do shell script "dskutil unmount/Volumes/CLONE"

No - still doesn’t unmount the disk.
Script editor is being launched on startup but the script didn’t appear to have run or be running so I ran it manually (it delayed for 15 secs) but then nothing.
Any other ideas?


save the script as application, then it runs without involving Script Editor


this without “disk” in it works for me

tell application “Finder”
eject “CLONE”
end tell

Thanks StephanK & Budgie but neither worked.
I saved as an application then ran it. It delayed but then didn’t unmount the disk.
Same when I changed the script and followed your suggestion Budgie (although I do think it does need to be an ‘unmount’ and not an eject).
If you can think of anything els then please let me know.
Thanks all for all your help.

capitalj’s sytnax is quite wrong

do shell script "dskutil unmount/Volumes/CLONE"

the correct syntax is:

do shell script "diskutil unmount '/Volumes/my CLONE'"

It’s diskutil, after unmount must be a space character and
if the name of the volume contains also a space, the single quotes are necessary.

Note: using diskutil unmount can take a few seconds until the volume disappears from the desktop

Oops - typo, sorry. And I typed “dskutil” after pointing out that error earlier! How embarrassing.

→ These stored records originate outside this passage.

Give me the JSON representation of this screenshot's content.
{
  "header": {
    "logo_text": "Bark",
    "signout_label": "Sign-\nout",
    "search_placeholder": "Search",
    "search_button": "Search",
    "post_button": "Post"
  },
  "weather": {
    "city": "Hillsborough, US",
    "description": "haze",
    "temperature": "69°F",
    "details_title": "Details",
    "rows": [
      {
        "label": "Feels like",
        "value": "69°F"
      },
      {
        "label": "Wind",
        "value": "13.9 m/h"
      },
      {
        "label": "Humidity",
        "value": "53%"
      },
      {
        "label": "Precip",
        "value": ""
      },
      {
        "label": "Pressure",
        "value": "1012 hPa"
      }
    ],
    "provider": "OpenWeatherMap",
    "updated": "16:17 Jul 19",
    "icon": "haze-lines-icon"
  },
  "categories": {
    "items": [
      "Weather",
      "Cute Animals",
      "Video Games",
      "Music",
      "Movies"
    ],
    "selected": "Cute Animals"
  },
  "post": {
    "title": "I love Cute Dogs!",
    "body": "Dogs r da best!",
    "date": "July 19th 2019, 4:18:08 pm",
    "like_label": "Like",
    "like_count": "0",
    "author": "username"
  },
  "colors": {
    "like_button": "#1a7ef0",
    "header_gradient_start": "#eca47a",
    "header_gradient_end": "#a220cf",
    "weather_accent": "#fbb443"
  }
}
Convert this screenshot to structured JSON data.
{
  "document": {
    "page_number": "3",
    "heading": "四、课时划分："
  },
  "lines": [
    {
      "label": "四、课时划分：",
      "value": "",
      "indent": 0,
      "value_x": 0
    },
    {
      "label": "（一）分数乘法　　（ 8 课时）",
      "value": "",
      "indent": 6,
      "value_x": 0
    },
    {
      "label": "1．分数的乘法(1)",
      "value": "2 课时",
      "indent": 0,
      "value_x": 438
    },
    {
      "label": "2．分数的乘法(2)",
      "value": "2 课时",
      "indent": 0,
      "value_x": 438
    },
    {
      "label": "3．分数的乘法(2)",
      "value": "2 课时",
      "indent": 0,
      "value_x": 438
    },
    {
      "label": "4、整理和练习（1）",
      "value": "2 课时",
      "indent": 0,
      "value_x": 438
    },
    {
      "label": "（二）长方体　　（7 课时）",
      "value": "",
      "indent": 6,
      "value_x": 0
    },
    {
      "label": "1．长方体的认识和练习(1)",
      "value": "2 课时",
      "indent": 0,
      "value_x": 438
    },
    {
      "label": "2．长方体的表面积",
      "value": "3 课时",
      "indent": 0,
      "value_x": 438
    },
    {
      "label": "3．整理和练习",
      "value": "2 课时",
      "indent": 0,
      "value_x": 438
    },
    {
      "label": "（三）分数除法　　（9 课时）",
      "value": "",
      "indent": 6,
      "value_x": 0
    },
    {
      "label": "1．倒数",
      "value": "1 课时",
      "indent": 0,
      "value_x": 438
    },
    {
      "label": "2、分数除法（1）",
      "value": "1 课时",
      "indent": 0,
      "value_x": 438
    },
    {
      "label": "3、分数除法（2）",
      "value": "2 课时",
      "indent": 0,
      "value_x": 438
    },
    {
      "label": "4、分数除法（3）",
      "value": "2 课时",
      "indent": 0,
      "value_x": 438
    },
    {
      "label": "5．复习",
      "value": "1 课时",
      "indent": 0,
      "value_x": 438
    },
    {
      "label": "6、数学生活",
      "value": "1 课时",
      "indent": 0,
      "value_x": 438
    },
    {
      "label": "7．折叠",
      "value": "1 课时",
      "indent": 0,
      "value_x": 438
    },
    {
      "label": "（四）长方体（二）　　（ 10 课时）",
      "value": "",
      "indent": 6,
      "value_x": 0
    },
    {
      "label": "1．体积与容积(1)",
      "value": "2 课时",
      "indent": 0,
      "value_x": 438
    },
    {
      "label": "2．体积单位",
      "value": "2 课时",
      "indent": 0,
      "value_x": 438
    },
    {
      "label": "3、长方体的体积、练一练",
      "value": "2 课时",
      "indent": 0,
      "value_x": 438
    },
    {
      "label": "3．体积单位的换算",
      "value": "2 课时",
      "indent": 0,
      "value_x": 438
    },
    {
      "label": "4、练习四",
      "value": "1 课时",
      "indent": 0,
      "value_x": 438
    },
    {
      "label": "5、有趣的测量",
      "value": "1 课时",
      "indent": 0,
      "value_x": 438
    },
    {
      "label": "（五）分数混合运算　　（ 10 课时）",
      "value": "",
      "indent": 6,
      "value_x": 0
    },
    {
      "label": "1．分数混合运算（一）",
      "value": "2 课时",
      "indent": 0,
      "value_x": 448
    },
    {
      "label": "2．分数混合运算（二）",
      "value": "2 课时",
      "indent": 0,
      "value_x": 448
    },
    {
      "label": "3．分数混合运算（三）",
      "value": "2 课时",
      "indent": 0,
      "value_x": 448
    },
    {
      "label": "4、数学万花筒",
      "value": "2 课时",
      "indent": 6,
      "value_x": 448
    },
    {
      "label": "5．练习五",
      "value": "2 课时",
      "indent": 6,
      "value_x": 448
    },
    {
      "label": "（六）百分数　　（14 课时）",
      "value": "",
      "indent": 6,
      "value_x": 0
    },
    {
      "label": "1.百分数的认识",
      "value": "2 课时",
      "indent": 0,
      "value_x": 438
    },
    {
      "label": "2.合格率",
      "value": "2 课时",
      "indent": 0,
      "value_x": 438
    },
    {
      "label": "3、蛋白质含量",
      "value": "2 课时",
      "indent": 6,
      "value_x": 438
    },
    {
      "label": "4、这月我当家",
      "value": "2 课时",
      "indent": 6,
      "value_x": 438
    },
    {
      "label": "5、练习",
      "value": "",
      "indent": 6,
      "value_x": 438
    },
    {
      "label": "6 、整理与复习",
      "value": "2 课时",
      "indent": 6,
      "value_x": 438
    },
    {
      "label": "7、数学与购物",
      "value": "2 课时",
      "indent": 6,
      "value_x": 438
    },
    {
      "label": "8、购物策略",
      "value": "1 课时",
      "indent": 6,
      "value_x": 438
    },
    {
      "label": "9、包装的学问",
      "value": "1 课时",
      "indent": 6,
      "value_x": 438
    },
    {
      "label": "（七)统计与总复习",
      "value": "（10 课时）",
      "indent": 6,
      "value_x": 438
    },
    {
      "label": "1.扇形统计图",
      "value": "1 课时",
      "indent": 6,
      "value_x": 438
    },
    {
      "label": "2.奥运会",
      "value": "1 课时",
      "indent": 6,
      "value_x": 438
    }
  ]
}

Stefan, thanks very much! You’re spot on. I’ll forgive your typo!
(It’s just a shame the script takes a while to run as this almost defeats the object)
Thanks again mate.

Couple of comments.

¢ If your Clone is a backup partition on your internal hard disk that isn’t going to help much with a disk failure. It better be a second hard drive.

¢ You can’t unmount a disk that isn’t mounted, and since this one is part of your internal disk(s) it must show before you can unmount it unfortunately. There is no way I know of to leave an instruction not to mount a disk at startup because that’s all happening pre-system – the hardware/firmware is looking after it.

Adam, thanks for your comments. Yes, my CLONE is a partition of a SECONDARY drive (if a disk goes then you’re gonna lose the lot!)
Its just a shame that the system boots up and the disk is mounted for a good 15 seconds (which is actually a long time if you’re counting) before the script can actually unmount it - would be great if i could get the script to run before the log-on screen is displayed.
Thanks again

You might want to consider TinkerTool System (€7) which has a setting to mount disks on startup. Then your script could unmount the clone faster.